(Data about app and page elements)
++++++++

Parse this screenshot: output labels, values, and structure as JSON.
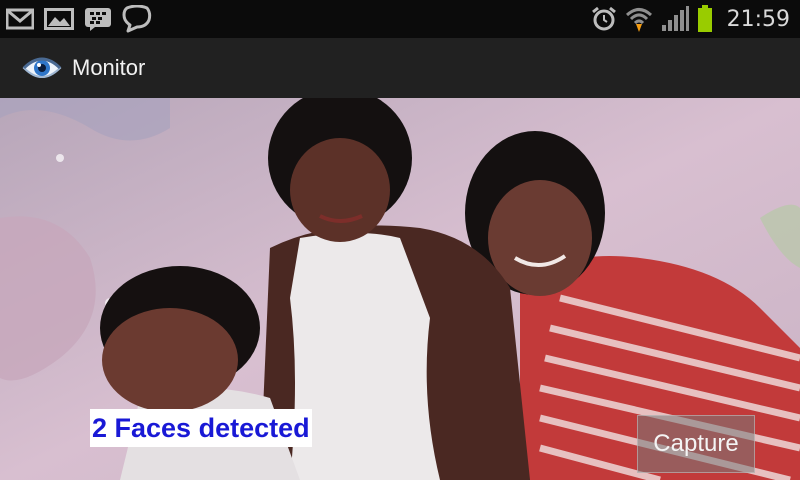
{
  "status_bar": {
    "notification_icons": [
      "gmail-icon",
      "gallery-icon",
      "bbm-icon",
      "talk-bubble-icon"
    ],
    "system_icons": [
      "alarm-icon",
      "wifi-icon",
      "signal-icon",
      "battery-icon"
    ],
    "time": "21:59"
  },
  "action_bar": {
    "app_icon": "eye-icon",
    "title": "Monitor"
  },
  "preview": {
    "faces_label": "2 Faces detected",
    "capture_label": "Capture"
  },
  "colors": {
    "status_bar_bg": "#0b0b0b",
    "action_bar_bg": "#212121",
    "faces_text": "#1919d6",
    "battery": "#99cc00"
  }
}
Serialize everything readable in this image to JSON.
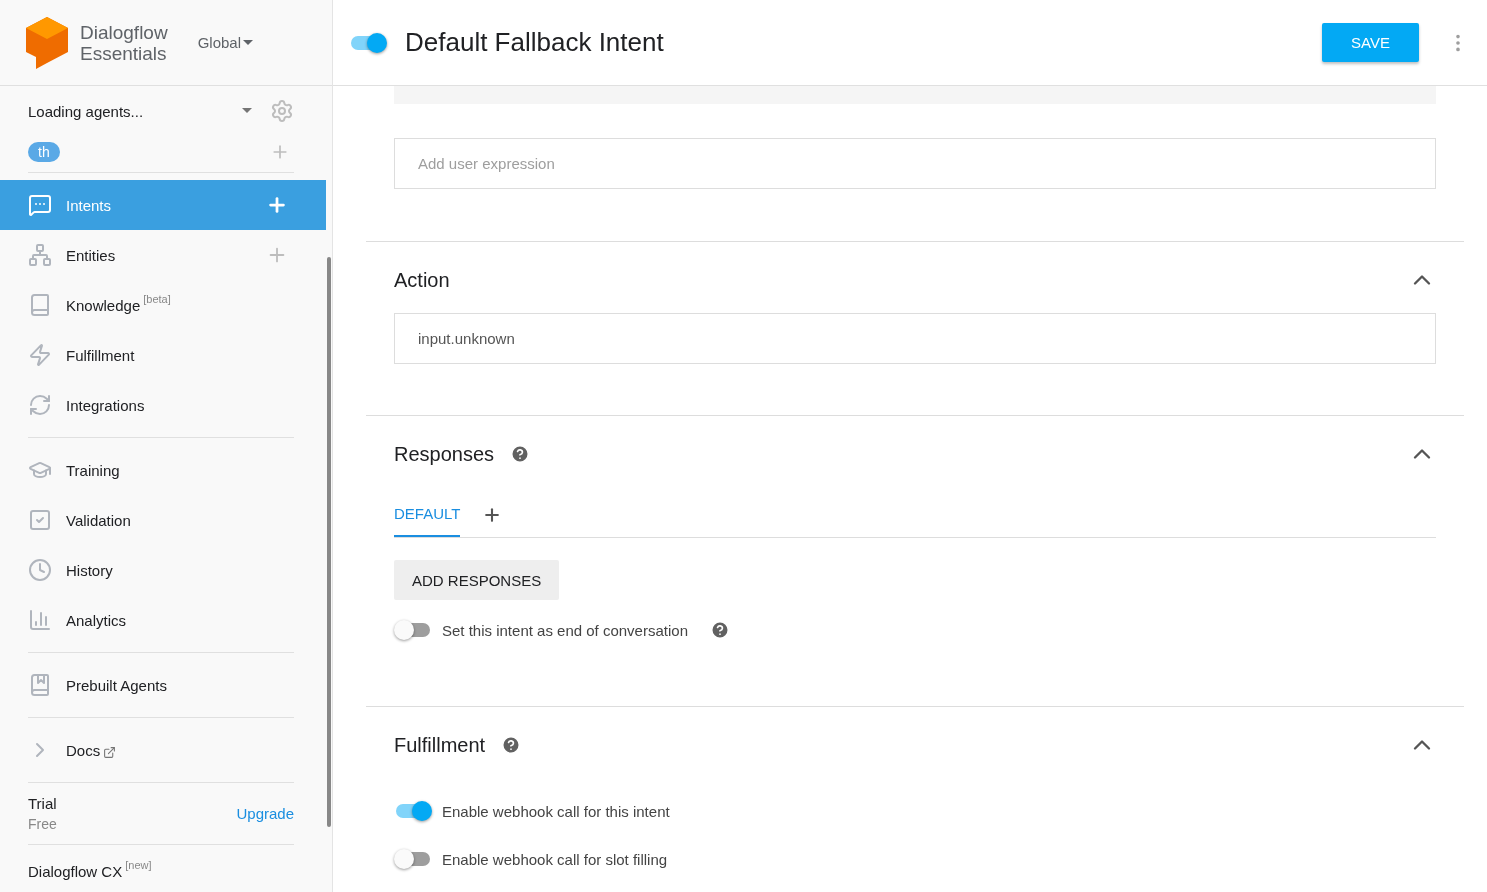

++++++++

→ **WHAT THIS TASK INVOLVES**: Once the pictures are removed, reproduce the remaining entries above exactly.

→ **RESPONSE**:
Parse this screenshot: output labels, values, and structure as JSON.
{
  "status_bar": {
    "notification_icons": [
      "gmail-icon",
      "gallery-icon",
      "bbm-icon",
      "talk-bubble-icon"
    ],
    "system_icons": [
      "alarm-icon",
      "wifi-icon",
      "signal-icon",
      "battery-icon"
    ],
    "time": "21:59"
  },
  "action_bar": {
    "app_icon": "eye-icon",
    "title": "Monitor"
  },
  "preview": {
    "faces_label": "2 Faces detected",
    "capture_label": "Capture"
  },
  "colors": {
    "status_bar_bg": "#0b0b0b",
    "action_bar_bg": "#212121",
    "faces_text": "#1919d6",
    "battery": "#99cc00"
  }
}
Serialize everything readable in this image to JSON.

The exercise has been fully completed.